In this respect, “Emmie” is not entirely unique, as Nyro’s early oeuvre excels in the exploration of desire’s tensions, both formally and thematically. For example, her 1969 “Tom Cat Goodby” is a frenetic five-and-a-half-minute argument in which she both fights with her charming but cheating lover and then vents her disappointment that he doesn’t make a move on another woman more effectively—sung partly a cappella, partly piano solo, with a little trumpet undertone mixed in during minute three, and then, implausibly, accompanied by a bold three-second string flourish (2:57–3:00, below).

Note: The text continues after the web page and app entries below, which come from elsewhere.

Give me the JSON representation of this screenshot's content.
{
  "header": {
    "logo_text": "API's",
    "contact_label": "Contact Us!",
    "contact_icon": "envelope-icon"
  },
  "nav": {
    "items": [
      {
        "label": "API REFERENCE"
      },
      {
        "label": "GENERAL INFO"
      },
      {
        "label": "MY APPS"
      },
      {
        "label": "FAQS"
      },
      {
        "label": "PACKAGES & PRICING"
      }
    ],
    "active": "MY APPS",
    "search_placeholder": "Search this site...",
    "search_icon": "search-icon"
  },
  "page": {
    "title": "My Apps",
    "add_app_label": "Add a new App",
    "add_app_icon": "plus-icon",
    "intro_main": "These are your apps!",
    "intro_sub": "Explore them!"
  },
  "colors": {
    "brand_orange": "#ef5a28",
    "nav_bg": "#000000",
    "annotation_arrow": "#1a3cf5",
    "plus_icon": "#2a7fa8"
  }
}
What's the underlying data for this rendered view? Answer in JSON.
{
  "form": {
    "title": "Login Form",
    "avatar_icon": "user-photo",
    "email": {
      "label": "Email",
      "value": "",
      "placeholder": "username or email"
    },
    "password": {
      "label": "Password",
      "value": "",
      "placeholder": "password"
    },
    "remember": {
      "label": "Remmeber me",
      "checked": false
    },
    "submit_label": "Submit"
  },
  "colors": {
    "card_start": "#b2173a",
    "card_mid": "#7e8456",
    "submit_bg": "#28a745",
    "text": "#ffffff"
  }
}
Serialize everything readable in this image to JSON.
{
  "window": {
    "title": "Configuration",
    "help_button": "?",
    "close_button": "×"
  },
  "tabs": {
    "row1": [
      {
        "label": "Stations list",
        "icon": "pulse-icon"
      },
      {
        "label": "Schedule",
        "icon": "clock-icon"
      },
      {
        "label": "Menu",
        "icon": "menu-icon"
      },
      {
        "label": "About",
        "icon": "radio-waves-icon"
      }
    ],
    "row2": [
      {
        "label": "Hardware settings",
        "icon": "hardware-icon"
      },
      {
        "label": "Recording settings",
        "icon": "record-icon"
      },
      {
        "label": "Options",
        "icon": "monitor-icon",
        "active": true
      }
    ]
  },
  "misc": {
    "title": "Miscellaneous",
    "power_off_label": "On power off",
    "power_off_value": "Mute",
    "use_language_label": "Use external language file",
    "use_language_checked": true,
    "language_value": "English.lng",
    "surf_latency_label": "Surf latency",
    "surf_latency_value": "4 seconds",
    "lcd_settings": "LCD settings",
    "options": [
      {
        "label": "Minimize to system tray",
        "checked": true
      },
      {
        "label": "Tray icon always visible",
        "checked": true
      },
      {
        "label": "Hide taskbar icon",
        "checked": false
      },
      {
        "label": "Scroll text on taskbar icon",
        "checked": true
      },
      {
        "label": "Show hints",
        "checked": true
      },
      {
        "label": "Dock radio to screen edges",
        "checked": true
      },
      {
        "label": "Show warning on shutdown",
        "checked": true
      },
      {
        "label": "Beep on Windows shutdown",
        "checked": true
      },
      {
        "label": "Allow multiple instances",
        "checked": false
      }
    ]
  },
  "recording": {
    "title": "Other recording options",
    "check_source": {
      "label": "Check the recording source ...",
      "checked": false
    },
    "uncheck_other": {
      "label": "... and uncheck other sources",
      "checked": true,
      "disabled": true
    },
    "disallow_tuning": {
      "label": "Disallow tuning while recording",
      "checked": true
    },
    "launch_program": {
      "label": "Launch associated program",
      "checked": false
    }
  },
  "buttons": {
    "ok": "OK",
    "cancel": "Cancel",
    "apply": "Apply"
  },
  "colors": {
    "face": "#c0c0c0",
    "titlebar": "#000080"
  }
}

Elsewhere, in 1966’s “He’s a Runner,” Nyro laments the loss of a lover who hasn’t yet departed, at the same time giving advice to his other lovers, “Woman, get away while you can.” The song builds vocally and emotionally, interrupting itself halfway through with the introduction of jazz percussion (drums and cymbals). This middle verse doesn’t pick up the pace of the previous verse, but it still somehow leads to a nearly screeching “Now I’m in chains / Till I die,” only to pause and appear to begin again at the first verse. The lyrics expound upon the knowledge of heartbreak to come, but the music, like the desires it describes, follows to the compulsion to repeat what lyrics warn us against.
We might say, then, that if “Emmie” is a song about lesbian desire, as part of Nyro’s oeuvre it is also a song about what lesbian desire shares with other kinds of desire—and that is the ability to want more than one thing at the same time. Pop songs, with their upbeat melodies and light harmonies tend to reflect something wonderful about love’s expansiveness and its easiness. But a song like “Emmie” tells us less about being in love than it does about wanting something, whether that something is love or whatever fulfillment we happen to want love to stand in for. Nyro’s sounds are finely tuned to the harmonics of desire. In this way, they invite us to think about how songs might sound queer, whether or not they happen to be gay.
For Rahne Alexander
By Jordan Alexander Stein